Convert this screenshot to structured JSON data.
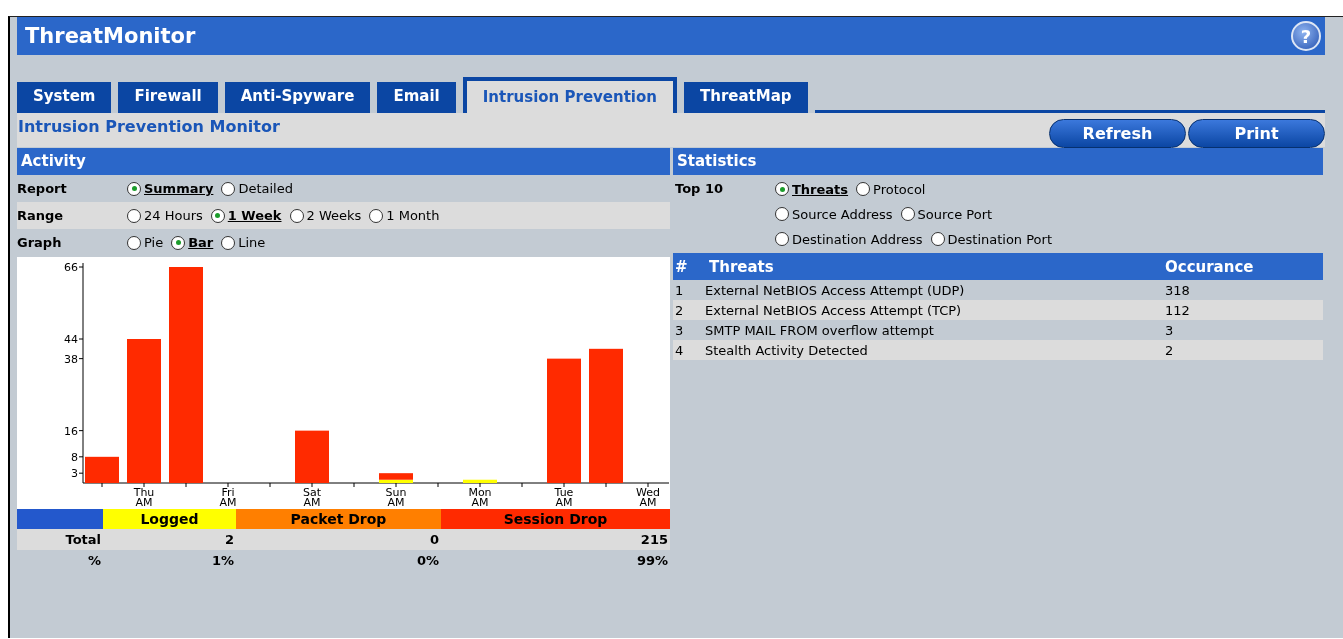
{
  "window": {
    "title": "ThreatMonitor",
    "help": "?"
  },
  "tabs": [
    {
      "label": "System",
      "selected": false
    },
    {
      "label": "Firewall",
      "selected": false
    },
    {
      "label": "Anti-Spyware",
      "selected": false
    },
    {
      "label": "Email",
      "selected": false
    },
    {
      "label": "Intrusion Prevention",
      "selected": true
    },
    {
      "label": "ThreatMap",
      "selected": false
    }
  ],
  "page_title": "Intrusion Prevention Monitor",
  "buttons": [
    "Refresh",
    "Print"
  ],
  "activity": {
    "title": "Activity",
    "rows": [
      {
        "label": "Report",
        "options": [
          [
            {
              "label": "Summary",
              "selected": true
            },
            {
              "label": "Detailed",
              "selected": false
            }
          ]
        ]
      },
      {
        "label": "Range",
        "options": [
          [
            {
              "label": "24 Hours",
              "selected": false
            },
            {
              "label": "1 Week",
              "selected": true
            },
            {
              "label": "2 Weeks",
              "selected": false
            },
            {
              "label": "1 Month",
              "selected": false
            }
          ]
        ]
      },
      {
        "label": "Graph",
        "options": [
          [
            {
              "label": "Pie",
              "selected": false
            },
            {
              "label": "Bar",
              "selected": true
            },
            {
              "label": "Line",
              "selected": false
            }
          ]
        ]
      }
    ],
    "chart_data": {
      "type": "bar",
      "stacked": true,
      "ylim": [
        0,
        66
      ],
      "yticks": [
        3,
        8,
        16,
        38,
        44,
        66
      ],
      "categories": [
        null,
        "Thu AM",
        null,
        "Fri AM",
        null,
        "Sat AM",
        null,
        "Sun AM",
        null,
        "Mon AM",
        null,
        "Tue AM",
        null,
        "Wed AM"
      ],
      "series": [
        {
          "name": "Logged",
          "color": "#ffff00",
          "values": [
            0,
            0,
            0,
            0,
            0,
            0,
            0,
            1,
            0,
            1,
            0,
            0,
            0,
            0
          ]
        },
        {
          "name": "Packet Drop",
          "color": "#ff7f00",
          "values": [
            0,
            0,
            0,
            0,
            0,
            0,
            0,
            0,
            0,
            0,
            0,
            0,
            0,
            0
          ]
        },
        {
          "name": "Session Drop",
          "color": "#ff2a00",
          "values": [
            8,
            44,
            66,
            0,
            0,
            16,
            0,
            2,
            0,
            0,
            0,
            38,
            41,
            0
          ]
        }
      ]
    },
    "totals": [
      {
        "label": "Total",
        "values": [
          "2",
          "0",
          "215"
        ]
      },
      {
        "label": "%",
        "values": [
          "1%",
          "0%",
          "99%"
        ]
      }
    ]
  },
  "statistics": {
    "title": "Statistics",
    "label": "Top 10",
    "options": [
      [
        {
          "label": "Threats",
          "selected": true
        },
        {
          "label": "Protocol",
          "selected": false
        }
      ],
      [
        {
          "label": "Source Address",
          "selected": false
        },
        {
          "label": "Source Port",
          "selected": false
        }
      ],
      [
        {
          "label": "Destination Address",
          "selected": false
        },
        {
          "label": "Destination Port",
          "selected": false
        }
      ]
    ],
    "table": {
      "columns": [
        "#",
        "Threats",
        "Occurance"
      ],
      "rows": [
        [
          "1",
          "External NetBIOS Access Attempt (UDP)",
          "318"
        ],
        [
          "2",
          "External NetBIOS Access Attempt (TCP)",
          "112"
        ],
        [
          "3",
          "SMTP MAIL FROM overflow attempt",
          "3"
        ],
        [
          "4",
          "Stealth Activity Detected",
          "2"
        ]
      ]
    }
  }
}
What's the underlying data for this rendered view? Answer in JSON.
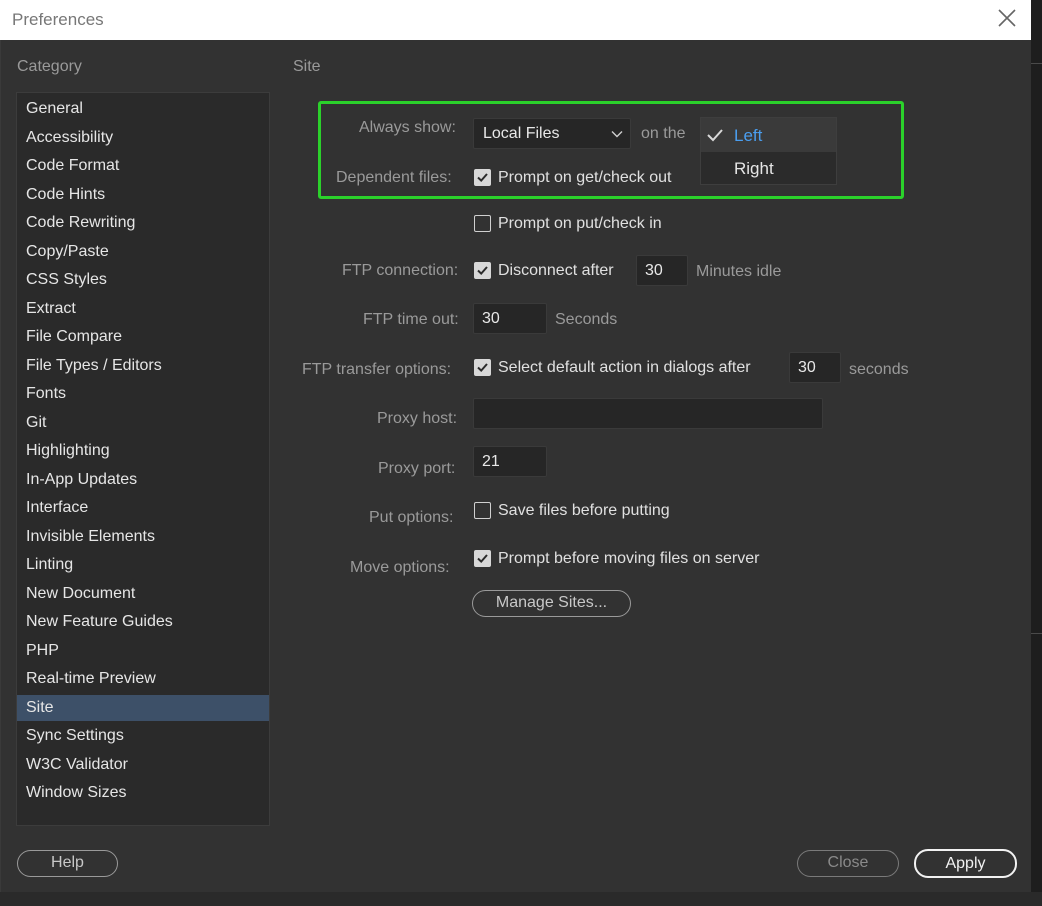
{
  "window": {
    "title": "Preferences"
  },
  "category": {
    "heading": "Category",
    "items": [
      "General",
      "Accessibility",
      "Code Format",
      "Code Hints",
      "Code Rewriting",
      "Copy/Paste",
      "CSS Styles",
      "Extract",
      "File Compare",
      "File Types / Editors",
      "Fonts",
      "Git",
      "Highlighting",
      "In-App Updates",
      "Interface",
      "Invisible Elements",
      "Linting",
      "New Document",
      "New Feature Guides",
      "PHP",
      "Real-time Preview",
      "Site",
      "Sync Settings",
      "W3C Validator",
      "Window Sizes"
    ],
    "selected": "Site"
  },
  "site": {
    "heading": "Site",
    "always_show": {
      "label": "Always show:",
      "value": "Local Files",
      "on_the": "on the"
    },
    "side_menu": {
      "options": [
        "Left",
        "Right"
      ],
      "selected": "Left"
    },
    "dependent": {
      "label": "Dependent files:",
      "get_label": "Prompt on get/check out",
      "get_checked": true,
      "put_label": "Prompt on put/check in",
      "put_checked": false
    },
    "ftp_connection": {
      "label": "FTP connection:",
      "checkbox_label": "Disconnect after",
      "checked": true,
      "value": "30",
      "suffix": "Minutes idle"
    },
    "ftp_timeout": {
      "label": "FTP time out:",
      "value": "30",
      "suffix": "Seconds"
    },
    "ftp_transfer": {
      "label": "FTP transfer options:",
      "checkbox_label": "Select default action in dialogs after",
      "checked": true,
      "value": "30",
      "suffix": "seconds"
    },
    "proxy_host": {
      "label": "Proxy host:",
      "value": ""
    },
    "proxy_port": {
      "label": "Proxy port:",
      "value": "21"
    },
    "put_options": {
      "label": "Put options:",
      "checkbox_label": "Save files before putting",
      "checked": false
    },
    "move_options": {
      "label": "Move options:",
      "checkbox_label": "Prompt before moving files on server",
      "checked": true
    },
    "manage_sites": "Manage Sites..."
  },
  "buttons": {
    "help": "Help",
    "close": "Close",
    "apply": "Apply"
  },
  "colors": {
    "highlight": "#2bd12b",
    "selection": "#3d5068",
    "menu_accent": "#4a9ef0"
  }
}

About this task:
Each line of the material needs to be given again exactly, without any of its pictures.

Result for this exercise:
Convert this screenshot to structured JSON data.
{
  "window": {
    "title": "ThreatMonitor",
    "help": "?"
  },
  "tabs": [
    {
      "label": "System",
      "selected": false
    },
    {
      "label": "Firewall",
      "selected": false
    },
    {
      "label": "Anti-Spyware",
      "selected": false
    },
    {
      "label": "Email",
      "selected": false
    },
    {
      "label": "Intrusion Prevention",
      "selected": true
    },
    {
      "label": "ThreatMap",
      "selected": false
    }
  ],
  "page_title": "Intrusion Prevention Monitor",
  "buttons": [
    "Refresh",
    "Print"
  ],
  "activity": {
    "title": "Activity",
    "rows": [
      {
        "label": "Report",
        "options": [
          [
            {
              "label": "Summary",
              "selected": true
            },
            {
              "label": "Detailed",
              "selected": false
            }
          ]
        ]
      },
      {
        "label": "Range",
        "options": [
          [
            {
              "label": "24 Hours",
              "selected": false
            },
            {
              "label": "1 Week",
              "selected": true
            },
            {
              "label": "2 Weeks",
              "selected": false
            },
            {
              "label": "1 Month",
              "selected": false
            }
          ]
        ]
      },
      {
        "label": "Graph",
        "options": [
          [
            {
              "label": "Pie",
              "selected": false
            },
            {
              "label": "Bar",
              "selected": true
            },
            {
              "label": "Line",
              "selected": false
            }
          ]
        ]
      }
    ],
    "chart_data": {
      "type": "bar",
      "stacked": true,
      "ylim": [
        0,
        66
      ],
      "yticks": [
        3,
        8,
        16,
        38,
        44,
        66
      ],
      "categories": [
        null,
        "Thu AM",
        null,
        "Fri AM",
        null,
        "Sat AM",
        null,
        "Sun AM",
        null,
        "Mon AM",
        null,
        "Tue AM",
        null,
        "Wed AM"
      ],
      "series": [
        {
          "name": "Logged",
          "color": "#ffff00",
          "values": [
            0,
            0,
            0,
            0,
            0,
            0,
            0,
            1,
            0,
            1,
            0,
            0,
            0,
            0
          ]
        },
        {
          "name": "Packet Drop",
          "color": "#ff7f00",
          "values": [
            0,
            0,
            0,
            0,
            0,
            0,
            0,
            0,
            0,
            0,
            0,
            0,
            0,
            0
          ]
        },
        {
          "name": "Session Drop",
          "color": "#ff2a00",
          "values": [
            8,
            44,
            66,
            0,
            0,
            16,
            0,
            2,
            0,
            0,
            0,
            38,
            41,
            0
          ]
        }
      ]
    },
    "totals": [
      {
        "label": "Total",
        "values": [
          "2",
          "0",
          "215"
        ]
      },
      {
        "label": "%",
        "values": [
          "1%",
          "0%",
          "99%"
        ]
      }
    ]
  },
  "statistics": {
    "title": "Statistics",
    "label": "Top 10",
    "options": [
      [
        {
          "label": "Threats",
          "selected": true
        },
        {
          "label": "Protocol",
          "selected": false
        }
      ],
      [
        {
          "label": "Source Address",
          "selected": false
        },
        {
          "label": "Source Port",
          "selected": false
        }
      ],
      [
        {
          "label": "Destination Address",
          "selected": false
        },
        {
          "label": "Destination Port",
          "selected": false
        }
      ]
    ],
    "table": {
      "columns": [
        "#",
        "Threats",
        "Occurance"
      ],
      "rows": [
        [
          "1",
          "External NetBIOS Access Attempt (UDP)",
          "318"
        ],
        [
          "2",
          "External NetBIOS Access Attempt (TCP)",
          "112"
        ],
        [
          "3",
          "SMTP MAIL FROM overflow attempt",
          "3"
        ],
        [
          "4",
          "Stealth Activity Detected",
          "2"
        ]
      ]
    }
  }
}
What's the underlying data for this rendered view? Answer in JSON.
{
  "window": {
    "title": "Preferences"
  },
  "category": {
    "heading": "Category",
    "items": [
      "General",
      "Accessibility",
      "Code Format",
      "Code Hints",
      "Code Rewriting",
      "Copy/Paste",
      "CSS Styles",
      "Extract",
      "File Compare",
      "File Types / Editors",
      "Fonts",
      "Git",
      "Highlighting",
      "In-App Updates",
      "Interface",
      "Invisible Elements",
      "Linting",
      "New Document",
      "New Feature Guides",
      "PHP",
      "Real-time Preview",
      "Site",
      "Sync Settings",
      "W3C Validator",
      "Window Sizes"
    ],
    "selected": "Site"
  },
  "site": {
    "heading": "Site",
    "always_show": {
      "label": "Always show:",
      "value": "Local Files",
      "on_the": "on the"
    },
    "side_menu": {
      "options": [
        "Left",
        "Right"
      ],
      "selected": "Left"
    },
    "dependent": {
      "label": "Dependent files:",
      "get_label": "Prompt on get/check out",
      "get_checked": true,
      "put_label": "Prompt on put/check in",
      "put_checked": false
    },
    "ftp_connection": {
      "label": "FTP connection:",
      "checkbox_label": "Disconnect after",
      "checked": true,
      "value": "30",
      "suffix": "Minutes idle"
    },
    "ftp_timeout": {
      "label": "FTP time out:",
      "value": "30",
      "suffix": "Seconds"
    },
    "ftp_transfer": {
      "label": "FTP transfer options:",
      "checkbox_label": "Select default action in dialogs after",
      "checked": true,
      "value": "30",
      "suffix": "seconds"
    },
    "proxy_host": {
      "label": "Proxy host:",
      "value": ""
    },
    "proxy_port": {
      "label": "Proxy port:",
      "value": "21"
    },
    "put_options": {
      "label": "Put options:",
      "checkbox_label": "Save files before putting",
      "checked": false
    },
    "move_options": {
      "label": "Move options:",
      "checkbox_label": "Prompt before moving files on server",
      "checked": true
    },
    "manage_sites": "Manage Sites..."
  },
  "buttons": {
    "help": "Help",
    "close": "Close",
    "apply": "Apply"
  },
  "colors": {
    "highlight": "#2bd12b",
    "selection": "#3d5068",
    "menu_accent": "#4a9ef0"
  }
}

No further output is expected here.